Practice Makes Perfect

My rating: 3 of 5 stars

Julie James’ first book, Just the Sexiest Man Alive, didn’t do much for me. Fortunately, Practice Makes Perfect worked better for me, otherwise I’d have seriously regretted buying three ebooks of hers at once!

The driving character conflict here has a bit more substance than the first book, which helps. We’ve got our heroine, Payton, who works for the same law firm as our hero, J.D., and it’s established right out of the gate that they vociferously dislike each other. (Which is of course, in Romancelandia, code for “they will be snogging each other’s faces off before we’re halfway through the book”.) The situation is decidedly Not Improved when they discover that someone in the firm is going to get a promotion–but there’s only one promotion slot available.

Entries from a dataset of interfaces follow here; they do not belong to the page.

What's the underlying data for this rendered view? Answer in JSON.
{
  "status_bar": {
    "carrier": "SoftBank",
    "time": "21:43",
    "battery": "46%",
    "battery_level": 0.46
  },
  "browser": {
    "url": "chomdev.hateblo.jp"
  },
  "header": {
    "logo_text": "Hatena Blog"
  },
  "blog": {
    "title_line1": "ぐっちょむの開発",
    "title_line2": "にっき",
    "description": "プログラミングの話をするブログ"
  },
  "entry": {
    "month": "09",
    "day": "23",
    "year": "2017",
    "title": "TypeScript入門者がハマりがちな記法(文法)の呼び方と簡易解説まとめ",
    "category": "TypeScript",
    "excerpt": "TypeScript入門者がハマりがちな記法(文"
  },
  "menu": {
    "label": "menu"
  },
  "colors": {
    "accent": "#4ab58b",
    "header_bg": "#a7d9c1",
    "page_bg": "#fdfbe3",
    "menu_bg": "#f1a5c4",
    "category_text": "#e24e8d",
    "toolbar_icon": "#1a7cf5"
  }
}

And guess which two members of the firm are up for consideration? They are, of course, forced to work together on a Supremely Important Case, all the while trying very hard to pretend they aren’t noticing one another. With interest.

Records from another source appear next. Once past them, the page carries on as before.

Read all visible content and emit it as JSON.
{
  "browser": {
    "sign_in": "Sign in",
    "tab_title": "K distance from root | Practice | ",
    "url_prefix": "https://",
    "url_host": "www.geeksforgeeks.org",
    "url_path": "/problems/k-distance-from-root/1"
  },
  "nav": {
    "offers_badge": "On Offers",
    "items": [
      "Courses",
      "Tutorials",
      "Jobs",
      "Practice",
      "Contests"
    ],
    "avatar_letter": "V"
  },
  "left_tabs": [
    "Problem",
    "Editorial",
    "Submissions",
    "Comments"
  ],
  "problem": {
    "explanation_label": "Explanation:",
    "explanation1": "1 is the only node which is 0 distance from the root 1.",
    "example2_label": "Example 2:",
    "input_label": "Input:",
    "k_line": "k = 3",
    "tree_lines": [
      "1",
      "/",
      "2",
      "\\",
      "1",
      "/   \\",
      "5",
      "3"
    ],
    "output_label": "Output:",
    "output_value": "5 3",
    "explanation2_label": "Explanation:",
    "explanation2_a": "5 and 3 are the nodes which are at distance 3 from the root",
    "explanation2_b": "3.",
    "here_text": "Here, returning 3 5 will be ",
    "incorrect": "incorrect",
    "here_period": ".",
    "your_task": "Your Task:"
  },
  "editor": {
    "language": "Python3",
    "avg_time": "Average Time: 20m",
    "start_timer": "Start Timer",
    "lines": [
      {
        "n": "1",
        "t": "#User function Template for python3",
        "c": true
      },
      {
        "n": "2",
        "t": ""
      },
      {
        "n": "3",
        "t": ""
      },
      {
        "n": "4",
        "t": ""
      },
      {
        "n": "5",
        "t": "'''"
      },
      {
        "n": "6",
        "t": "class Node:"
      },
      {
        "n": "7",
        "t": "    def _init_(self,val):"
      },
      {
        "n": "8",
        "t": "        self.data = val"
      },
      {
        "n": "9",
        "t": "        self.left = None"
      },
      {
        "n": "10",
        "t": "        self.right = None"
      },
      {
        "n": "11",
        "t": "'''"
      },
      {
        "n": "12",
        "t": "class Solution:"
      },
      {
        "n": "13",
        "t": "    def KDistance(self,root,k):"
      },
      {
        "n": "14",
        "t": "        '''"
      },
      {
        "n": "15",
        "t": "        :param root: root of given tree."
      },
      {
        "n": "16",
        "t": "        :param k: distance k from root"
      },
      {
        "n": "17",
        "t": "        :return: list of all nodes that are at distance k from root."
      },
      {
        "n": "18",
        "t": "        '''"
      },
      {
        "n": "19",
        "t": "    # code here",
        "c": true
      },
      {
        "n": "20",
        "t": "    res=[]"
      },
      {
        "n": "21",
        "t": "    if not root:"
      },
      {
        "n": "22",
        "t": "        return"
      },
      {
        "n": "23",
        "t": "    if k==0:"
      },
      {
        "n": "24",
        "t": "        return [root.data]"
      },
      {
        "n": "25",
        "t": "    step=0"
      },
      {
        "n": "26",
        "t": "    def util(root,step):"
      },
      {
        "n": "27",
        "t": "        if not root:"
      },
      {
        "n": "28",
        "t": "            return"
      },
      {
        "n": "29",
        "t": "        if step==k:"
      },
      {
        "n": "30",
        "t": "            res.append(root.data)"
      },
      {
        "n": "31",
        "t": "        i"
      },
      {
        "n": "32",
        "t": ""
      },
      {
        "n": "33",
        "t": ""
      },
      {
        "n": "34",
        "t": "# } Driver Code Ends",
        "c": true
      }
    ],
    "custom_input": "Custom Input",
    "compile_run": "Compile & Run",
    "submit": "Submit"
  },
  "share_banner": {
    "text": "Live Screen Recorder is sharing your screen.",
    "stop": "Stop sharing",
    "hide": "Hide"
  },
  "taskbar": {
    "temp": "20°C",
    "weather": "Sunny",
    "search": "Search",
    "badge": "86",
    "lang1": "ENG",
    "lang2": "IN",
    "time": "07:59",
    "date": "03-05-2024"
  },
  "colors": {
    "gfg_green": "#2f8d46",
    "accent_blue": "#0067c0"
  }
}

Though I did like this one better than the first, still, though, this one plays as awfully heteronormative to me. Payton’s supposed to be a strident feminist, while J.D. stays just far enough on the good line of the line between “conversative” and “outright sexist jerk” that I did make it to the end of the book without wanting to punch him. So a lot of the conflict between them is driven by their perceptions of each other’s gender politics, but it’s presented in such a simplistic way that I wound up having a strange reaction to it–I was all “wait, there are still novels that have such watered-down gender politics as their character conflict?” And then I remembered that, yeah, well, these things still happen in real life, so. And some readers may get their first exposure to these sorts of questions through even such light fare as a romance novel.

But to get back to the overall point, even given the very standard conversative-boy-vs.-liberal-girl conflict, I did enjoy reading this. The main plot of how well Payton and J.D. handle the case they have to handle together is enjoyable enough, and I did like how they eventually ferret out the original cause of their animosity towards each other. Not a terribly substantial book overall, but a perfectly acceptable light read. Three stars.